If you’ve ever thought liberal Democrats in Congress seem to have very little knowledge and understanding of the Constitution, it turns out you’re right.That’s certainly the case with Rep. Jerrod Nadler, who recently made a comment about the design of the nation’s founding document that’s likely making our founders spin their graves.
According to Nadler, the purpose of the Constitution is not to limit the power of the federal government — but to increase it.
Yes, he’s being for real.
The Washington Examiner reports, A House Democrat said Wednesday that it “really bothers me” when people claim the U.S. Constitution was designed to limit the federal government’s power.At a Wednesday House Judiciary Committee hearing focusing on whether Congress should consider impeaching IRS Commissioner John Koskinen, Rep. Jerrold Nadler, D-N.Y., said the founding document of the U.S. was designed for the “opposite” purpose.
Koskinen is being accused of making misleading statements and failing to produce essential evidence for the committee’s investigation into the targeting of politically conservative groups by the Internal Revenue Service.
“The Constitution was enacted to strengthen government power to enable central government to lay taxes and to function effectively.

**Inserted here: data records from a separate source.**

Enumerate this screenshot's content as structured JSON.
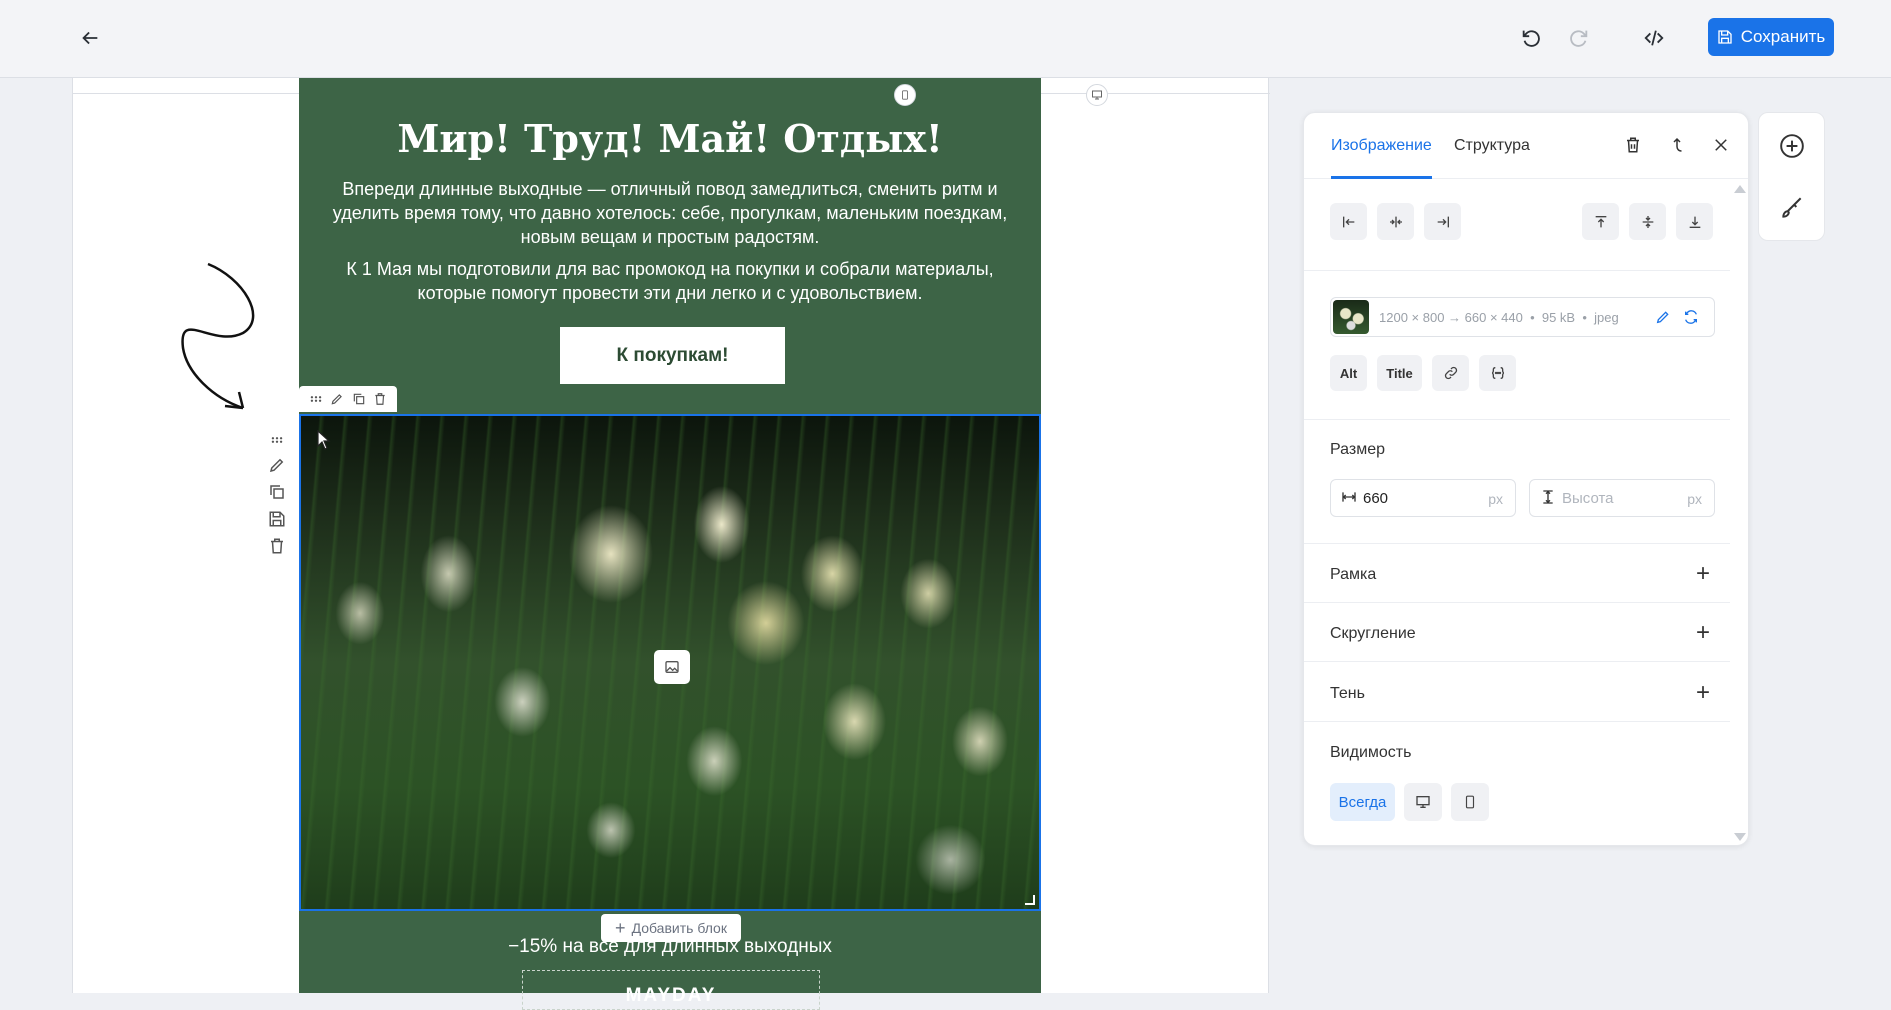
{
  "topbar": {
    "save_label": "Сохранить"
  },
  "email": {
    "title": "Мир! Труд! Май! Отдых!",
    "paragraph1": "Впереди длинные выходные — отличный повод замедлиться, сменить ритм и уделить время тому, что давно хотелось: себе, прогулкам, маленьким поездкам, новым вещам и простым радостям.",
    "paragraph2": "К 1 Мая мы подготовили для вас промокод на покупки и собрали материалы, которые помогут провести эти дни легко и с удовольствием.",
    "cta_label": "К покупкам!",
    "add_block_label": "Добавить блок",
    "promo_text": "−15% на все для длинных выходных",
    "promo_code": "MAYDAY"
  },
  "panel": {
    "tabs": [
      {
        "label": "Изображение",
        "active": true
      },
      {
        "label": "Структура",
        "active": false
      }
    ],
    "file": {
      "dimensions": "1200 × 800 → 660 × 440",
      "size": "95 kB",
      "format": "jpeg"
    },
    "attr_buttons": {
      "alt": "Alt",
      "title": "Title"
    },
    "size": {
      "label": "Размер",
      "width_value": "660",
      "height_placeholder": "Высота",
      "unit": "px"
    },
    "sections": {
      "border": "Рамка",
      "radius": "Скругление",
      "shadow": "Тень"
    },
    "visibility": {
      "label": "Видимость",
      "always": "Всегда"
    }
  },
  "colors": {
    "accent": "#1a73e8",
    "email_bg": "#3d6446"
  }
}
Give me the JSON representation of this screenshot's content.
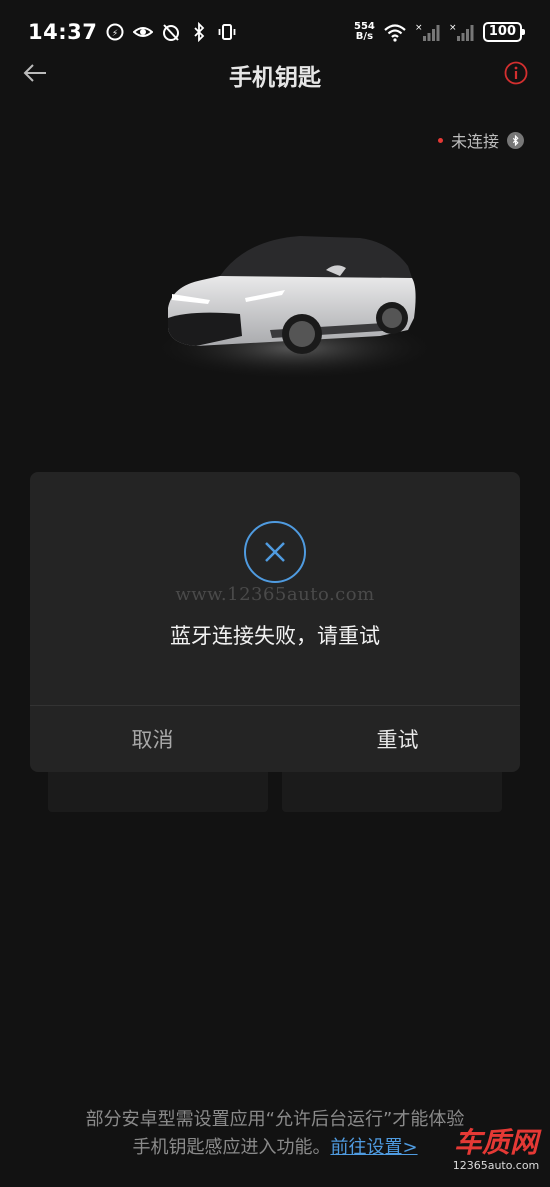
{
  "status_bar": {
    "time": "14:37",
    "net_speed_value": "554",
    "net_speed_unit": "B/s",
    "battery": "100"
  },
  "header": {
    "title": "手机钥匙"
  },
  "connection": {
    "status_text": "未连接"
  },
  "dialog": {
    "watermark": "www.12365auto.com",
    "message": "蓝牙连接失败，请重试",
    "cancel_label": "取消",
    "retry_label": "重试"
  },
  "footer": {
    "note_line1": "部分安卓型需设置应用“允许后台运行”才能体验",
    "note_line2": "手机钥匙感应进入功能。",
    "link_text": "前往设置>"
  },
  "watermark_logo": {
    "main": "车质网",
    "sub": "12365auto.com"
  },
  "colors": {
    "background": "#121212",
    "dialog": "#242424",
    "accent_blue": "#4f9be0",
    "error_red": "#e53935"
  }
}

We put limits on that through the Bill of Rights, but the Constitution was enacted for the opposite purpose,” said Nadler.He said that after former assistant U.S. attorney and self described conservative constitutionalist Andrew McCarthy argued during his testimony that the “principal purpose of the Constitution is to limit the power of government to intrude on the liberties and suppress the rights of the American people.” Nadler said he wanted to make that “historical correction” because he hears people saying the contrary and “it really bothers me.”

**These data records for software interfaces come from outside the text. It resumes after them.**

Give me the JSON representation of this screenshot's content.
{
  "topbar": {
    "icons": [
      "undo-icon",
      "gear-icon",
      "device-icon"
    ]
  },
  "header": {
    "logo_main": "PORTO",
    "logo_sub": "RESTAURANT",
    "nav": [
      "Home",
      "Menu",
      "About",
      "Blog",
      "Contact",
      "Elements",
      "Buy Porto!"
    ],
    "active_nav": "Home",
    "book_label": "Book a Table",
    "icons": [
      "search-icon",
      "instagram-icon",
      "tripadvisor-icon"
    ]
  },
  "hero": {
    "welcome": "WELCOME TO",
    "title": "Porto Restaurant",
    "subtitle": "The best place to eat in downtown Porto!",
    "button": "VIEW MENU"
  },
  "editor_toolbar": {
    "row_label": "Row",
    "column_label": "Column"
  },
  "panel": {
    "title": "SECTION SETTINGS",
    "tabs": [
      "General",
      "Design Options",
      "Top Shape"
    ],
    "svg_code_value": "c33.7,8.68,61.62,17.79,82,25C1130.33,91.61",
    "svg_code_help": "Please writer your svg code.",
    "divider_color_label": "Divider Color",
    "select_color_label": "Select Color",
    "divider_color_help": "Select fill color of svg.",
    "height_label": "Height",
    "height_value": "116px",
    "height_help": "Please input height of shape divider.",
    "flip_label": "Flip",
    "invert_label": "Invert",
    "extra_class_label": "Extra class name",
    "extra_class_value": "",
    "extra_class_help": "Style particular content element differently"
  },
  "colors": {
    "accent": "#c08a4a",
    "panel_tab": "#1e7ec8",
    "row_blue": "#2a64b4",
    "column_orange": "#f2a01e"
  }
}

Our third president, the legendary Thomas Jefferson, would beg to differ with Rep. Nadler’s take on what the Constitution was written to accomplish.Jefferson is quoted as saying, “The two enemies of the people are criminals and government, so let us tie the second down with the chains of the Constitution so the second will not become the legalized version of the first.”

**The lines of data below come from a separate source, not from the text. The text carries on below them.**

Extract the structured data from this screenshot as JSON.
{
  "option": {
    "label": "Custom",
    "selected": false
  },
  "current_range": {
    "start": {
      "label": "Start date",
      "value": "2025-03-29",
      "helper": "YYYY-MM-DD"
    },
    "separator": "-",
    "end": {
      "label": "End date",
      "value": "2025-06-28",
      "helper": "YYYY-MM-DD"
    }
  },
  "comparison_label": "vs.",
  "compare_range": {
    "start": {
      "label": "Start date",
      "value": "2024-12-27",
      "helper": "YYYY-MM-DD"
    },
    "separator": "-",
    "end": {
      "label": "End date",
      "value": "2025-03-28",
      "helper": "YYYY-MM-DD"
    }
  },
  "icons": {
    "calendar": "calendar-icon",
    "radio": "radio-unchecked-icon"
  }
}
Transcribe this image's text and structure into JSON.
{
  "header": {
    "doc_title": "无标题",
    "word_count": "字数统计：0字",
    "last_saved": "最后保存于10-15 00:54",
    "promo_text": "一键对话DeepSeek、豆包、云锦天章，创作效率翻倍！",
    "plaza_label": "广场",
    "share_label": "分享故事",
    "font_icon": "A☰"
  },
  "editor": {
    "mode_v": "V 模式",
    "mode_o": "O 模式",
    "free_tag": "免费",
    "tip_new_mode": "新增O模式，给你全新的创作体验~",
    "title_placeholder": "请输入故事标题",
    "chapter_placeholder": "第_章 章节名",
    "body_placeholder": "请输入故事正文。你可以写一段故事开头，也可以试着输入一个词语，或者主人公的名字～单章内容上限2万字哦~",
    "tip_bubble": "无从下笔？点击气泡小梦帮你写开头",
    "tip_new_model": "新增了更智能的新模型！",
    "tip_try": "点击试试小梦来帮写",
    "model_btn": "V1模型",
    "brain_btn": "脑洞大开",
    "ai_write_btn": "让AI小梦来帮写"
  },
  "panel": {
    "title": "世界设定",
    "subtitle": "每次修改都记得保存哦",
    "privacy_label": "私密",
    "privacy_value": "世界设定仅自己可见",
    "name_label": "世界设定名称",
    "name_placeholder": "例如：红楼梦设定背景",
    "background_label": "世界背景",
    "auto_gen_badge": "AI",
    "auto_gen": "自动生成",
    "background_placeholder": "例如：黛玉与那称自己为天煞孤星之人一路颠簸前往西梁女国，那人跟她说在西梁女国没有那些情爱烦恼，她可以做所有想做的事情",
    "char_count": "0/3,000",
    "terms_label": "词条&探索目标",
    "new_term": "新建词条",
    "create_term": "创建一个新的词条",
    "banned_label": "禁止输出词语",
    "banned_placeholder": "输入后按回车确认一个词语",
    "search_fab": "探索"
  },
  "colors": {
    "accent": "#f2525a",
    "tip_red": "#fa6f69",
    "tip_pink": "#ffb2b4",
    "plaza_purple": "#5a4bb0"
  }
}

Here’s another nugget from Jefferson expounding on the purpose of the Constitution:
I consider the foundation of the Constitution as laid on this ground that ‘all powers not delegated to the United States, by the Constitution, nor prohibited by it to the states, are reserved to the states or to the people.’ To take a single step beyond the boundaries thus specially drawn around the powers of Congress, is to take possession of a boundless field of power, not longer susceptible of any definition. – Thomas Jefferson, Opinion on the Constitutionality of a National Bank, 1791
Jefferson was not alone in his thinking here, either. James Madison also stated that the Constitution was to limit federal government and reserve the majority of power for state and local governments.
The powers delegated by the proposed Constitution to the federal government are few and defined. Those which are to remain in the State governments are numerous and indefinite. – James Madison, Federalist 45, 1788
These are just a very small sampling of the writings that came from a couple of founders. The overwhelming majority of those involved in drafting the document would’ve wholeheartedly agreed with the sentiments above, proving beyond a shadow of a doubt the intent of the Constitution was to keep the federal government from growing and gaining more power.
Clearly, Nadler needs to take a refresher course on the Constitution and while he’s at it, perhaps a class in American history, to help acquaint him with our nation’s founders and their ideals as well.
[Note: This article was written by Michael Cantrell]